Instead the Secretaries predictably zeroed on Syria and Libya to block out the peripherals of Saudi Arabia’s counter-revolution. Clinton audaciously highlights King Abdullah’s recent condemnation of Bashar al-Assad to vouch for U.S. policy, simultaneously covering up Yemen and Bahrain’s peaceful uprisings. While Syria and Libya’s bloodshed exceeds their counterparts, Yemen’s revolution has witnessed thousands of casualties, scores of wounded and collective punishment as the government manipulates fuel and electricity supplies. We generously predicted that Clinton would back Ali Abdullah Saleh’s resignation through the GCC’s initiative, an unpopular move in Yemen.
She couldn’t even muster a single statement on the revolution.
Having dropped all pretense of an honest reflection of U.S. foreign policy, both Clinton and Panetta conclude with a flourish of “values” that belies the administration's response to the Arab Spring. America’s message, according to Clinton, is that, “we have a very clear view that others need to be taking the same steps to enforce a universal set of values and interests.” As the administration lavishes attention on Libya and Syria’s oppositions, Yemenis and Bahrainis are courageously fighting for universal rights and self-determination in darkness. Bahrain’s opposition is well organized, if not united, while Yemenis have done extraordinary job patching up the social rifts opened by Saleh.
Yet the opposition’s newest revolutionary council, announced weeks in advance, triggered another non-response from the White House or State Department, just as Yemen’s first youth council and a tribal alliance were greeted with silence. Thursday's coordinated assault on Syria further highlighted the extent the administration is willing to push its double-standard.
Israelis and Palestinians met a similar fate on Tuesday when Clinton opted to skip the conflict entirely, an clear indicator of stagnation. Earlier in the day the Quartet had released a toothless critique of Israel’s latest settlements in the West Bank, but a light warning is no substitute for real policy. That Clinton had nothing positive to say jives with the optimism she tries to project, and portends to an explosive battle over Palestinian statehood. These gaping holes in policy expose her conversation with Panetta as the mirage that it was doomed to be.
Although the Secretaries deployed to challenge impressions that the administration is overwhelmed by foreign events, they act as though Washington is on top of every conflict and revolution. Few details are offered except for the budget, which points to the very counter-terrorism strategy that Clinton and Panetta shy away from explaining. Both talk about America’s “values” of universal freedom and human rights, as if these values are inclusively American, then contradict everything they supposedly stand for. Panetta drags on about, “a nation that has a special role in the world, a special role because of our military power, a special role because we’re a diplomatic power, but more importantly, a special role because of our values and our freedoms.”

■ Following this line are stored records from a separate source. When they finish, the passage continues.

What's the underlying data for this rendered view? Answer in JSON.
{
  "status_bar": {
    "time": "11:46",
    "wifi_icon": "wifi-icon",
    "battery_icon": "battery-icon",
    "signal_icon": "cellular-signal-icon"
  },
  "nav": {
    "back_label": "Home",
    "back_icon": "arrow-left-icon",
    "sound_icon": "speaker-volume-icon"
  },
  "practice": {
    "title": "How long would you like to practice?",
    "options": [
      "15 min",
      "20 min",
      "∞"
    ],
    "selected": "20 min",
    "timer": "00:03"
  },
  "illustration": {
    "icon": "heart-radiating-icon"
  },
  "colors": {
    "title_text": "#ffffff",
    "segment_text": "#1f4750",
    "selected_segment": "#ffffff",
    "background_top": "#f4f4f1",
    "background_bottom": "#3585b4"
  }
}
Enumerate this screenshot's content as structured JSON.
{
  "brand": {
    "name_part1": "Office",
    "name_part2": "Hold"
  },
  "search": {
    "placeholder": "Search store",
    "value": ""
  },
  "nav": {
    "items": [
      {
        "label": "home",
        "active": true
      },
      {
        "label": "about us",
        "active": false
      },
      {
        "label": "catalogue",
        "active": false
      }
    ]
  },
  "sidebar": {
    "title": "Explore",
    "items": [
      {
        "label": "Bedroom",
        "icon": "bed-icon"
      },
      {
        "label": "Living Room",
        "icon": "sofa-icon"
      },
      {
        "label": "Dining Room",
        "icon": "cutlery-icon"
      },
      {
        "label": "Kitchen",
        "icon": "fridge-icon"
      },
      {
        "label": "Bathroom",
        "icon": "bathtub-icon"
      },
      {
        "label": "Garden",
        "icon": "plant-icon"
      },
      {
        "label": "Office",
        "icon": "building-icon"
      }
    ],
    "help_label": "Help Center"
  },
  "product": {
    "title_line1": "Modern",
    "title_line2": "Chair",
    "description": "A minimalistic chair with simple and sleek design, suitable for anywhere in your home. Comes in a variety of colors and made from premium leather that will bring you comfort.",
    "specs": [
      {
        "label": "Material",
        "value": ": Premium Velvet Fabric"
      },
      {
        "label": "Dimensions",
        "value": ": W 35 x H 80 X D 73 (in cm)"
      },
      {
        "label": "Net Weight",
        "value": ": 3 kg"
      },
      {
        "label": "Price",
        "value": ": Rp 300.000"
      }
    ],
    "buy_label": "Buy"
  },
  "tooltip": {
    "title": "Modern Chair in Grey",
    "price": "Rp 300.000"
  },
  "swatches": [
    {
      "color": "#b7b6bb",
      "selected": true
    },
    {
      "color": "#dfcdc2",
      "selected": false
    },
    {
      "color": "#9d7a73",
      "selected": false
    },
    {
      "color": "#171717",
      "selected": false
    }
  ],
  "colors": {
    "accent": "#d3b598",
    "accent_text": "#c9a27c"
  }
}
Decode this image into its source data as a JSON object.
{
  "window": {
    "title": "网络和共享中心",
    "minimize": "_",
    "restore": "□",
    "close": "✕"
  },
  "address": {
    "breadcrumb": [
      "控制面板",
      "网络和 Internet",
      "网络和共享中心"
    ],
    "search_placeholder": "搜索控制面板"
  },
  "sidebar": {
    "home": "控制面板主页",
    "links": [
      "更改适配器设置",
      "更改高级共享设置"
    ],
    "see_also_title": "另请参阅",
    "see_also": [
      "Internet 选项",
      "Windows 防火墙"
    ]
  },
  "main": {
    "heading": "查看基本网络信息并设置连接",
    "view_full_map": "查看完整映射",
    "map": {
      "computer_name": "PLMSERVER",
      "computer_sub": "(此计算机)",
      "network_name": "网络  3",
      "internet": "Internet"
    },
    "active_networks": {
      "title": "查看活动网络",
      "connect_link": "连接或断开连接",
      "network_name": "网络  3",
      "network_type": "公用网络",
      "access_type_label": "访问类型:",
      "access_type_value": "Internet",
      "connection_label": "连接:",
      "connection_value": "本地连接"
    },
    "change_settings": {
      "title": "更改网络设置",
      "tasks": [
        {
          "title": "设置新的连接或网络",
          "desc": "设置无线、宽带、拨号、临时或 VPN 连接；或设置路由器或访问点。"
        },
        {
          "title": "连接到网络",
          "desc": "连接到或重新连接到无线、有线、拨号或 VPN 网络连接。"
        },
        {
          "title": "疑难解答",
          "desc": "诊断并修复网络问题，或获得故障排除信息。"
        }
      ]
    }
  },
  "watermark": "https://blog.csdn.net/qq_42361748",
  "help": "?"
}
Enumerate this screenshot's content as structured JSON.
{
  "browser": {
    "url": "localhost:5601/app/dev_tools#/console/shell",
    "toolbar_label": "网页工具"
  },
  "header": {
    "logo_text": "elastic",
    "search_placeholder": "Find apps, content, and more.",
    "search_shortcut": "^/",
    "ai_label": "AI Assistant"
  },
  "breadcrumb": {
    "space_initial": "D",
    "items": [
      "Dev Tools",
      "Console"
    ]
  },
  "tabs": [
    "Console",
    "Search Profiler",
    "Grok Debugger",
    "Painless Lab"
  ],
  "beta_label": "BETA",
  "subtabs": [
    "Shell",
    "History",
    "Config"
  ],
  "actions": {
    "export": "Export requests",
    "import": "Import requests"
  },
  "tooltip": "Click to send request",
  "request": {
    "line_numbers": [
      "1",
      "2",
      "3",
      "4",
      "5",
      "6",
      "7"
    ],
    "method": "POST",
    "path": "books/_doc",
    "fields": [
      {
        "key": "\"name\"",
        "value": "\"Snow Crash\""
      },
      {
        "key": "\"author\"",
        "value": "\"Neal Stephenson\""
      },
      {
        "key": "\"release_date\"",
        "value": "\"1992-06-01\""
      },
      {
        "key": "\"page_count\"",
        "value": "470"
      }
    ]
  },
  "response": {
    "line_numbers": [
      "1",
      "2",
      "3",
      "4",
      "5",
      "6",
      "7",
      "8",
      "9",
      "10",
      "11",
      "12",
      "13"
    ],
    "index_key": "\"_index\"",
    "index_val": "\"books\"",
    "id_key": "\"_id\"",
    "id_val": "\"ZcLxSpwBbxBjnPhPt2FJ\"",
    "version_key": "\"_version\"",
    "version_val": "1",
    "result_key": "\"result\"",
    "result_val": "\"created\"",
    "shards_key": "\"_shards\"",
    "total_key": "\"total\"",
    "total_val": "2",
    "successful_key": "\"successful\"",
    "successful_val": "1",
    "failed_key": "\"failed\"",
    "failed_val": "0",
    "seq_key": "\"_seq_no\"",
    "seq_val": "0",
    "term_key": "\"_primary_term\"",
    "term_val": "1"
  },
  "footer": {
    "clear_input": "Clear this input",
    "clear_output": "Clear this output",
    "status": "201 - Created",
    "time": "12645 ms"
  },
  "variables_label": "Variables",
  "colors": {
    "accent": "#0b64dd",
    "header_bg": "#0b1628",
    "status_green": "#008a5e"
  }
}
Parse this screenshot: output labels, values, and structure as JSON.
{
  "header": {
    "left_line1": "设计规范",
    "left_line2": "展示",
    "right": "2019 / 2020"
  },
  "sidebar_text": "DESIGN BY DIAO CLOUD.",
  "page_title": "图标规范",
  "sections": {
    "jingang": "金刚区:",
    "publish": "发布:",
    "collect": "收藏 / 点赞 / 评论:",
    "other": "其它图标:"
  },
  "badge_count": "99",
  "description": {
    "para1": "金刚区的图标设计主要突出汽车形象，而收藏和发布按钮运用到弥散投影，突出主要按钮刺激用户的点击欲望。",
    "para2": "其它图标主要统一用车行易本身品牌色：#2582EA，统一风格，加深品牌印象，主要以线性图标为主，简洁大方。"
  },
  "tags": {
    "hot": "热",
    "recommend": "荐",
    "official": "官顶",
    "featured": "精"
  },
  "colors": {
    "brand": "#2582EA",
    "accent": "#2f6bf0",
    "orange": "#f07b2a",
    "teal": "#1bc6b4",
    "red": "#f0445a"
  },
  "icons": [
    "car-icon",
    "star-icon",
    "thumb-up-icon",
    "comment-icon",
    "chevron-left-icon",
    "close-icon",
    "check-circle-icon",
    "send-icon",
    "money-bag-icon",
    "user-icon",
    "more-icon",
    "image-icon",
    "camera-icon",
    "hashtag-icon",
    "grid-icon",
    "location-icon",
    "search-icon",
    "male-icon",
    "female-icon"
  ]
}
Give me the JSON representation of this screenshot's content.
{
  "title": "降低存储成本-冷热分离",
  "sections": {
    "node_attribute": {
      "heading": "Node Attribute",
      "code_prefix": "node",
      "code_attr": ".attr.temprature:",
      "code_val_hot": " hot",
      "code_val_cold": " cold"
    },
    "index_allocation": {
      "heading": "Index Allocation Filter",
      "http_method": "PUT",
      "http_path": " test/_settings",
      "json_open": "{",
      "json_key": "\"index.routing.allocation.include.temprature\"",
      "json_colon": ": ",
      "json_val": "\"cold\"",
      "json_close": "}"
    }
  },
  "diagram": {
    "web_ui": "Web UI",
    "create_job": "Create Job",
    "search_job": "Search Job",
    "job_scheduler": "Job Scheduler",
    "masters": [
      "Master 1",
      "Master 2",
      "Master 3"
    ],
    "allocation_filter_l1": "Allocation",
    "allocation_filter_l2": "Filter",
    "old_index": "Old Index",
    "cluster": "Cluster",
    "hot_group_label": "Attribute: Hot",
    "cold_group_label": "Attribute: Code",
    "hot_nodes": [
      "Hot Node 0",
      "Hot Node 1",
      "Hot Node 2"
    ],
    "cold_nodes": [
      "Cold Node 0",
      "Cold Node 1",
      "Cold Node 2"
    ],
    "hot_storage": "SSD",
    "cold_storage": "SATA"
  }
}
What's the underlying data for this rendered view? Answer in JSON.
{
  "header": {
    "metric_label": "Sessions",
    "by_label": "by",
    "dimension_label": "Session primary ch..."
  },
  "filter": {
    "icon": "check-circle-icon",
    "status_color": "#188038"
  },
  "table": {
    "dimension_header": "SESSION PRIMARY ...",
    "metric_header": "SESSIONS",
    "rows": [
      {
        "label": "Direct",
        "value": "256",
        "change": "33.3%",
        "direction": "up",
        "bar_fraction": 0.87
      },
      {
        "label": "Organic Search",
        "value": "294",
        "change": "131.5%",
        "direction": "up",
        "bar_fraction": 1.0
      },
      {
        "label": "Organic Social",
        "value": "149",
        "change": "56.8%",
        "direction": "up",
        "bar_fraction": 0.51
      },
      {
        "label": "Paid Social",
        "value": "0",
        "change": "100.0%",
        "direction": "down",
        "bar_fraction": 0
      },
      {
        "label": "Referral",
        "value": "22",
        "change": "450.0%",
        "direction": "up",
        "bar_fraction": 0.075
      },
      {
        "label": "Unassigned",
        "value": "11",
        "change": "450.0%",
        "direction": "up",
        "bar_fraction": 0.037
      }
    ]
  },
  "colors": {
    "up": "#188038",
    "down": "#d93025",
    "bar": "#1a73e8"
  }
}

Meanwhile he’s antagonizing a whole nation of Yemenis with drones and Special Forces/CIA trainers for Saleh’s regime.
The self-admitted hypocrisy of Clinton and Panetta’s “conversation” provides little redeeming value. They delivered as promise, if nothing else, but no comfort can be found in meeting expectations, a rarity for the administration. Their selective rhetoric mimicking Washington’s selective democracy, the Secretaries reveal a grim foreign policy wholly unprepared to ride the Arab Spring’s revolutionary wave. They came to do exactly as they did.
Sadly their words and actions are the opposite of what America needs at this point in history.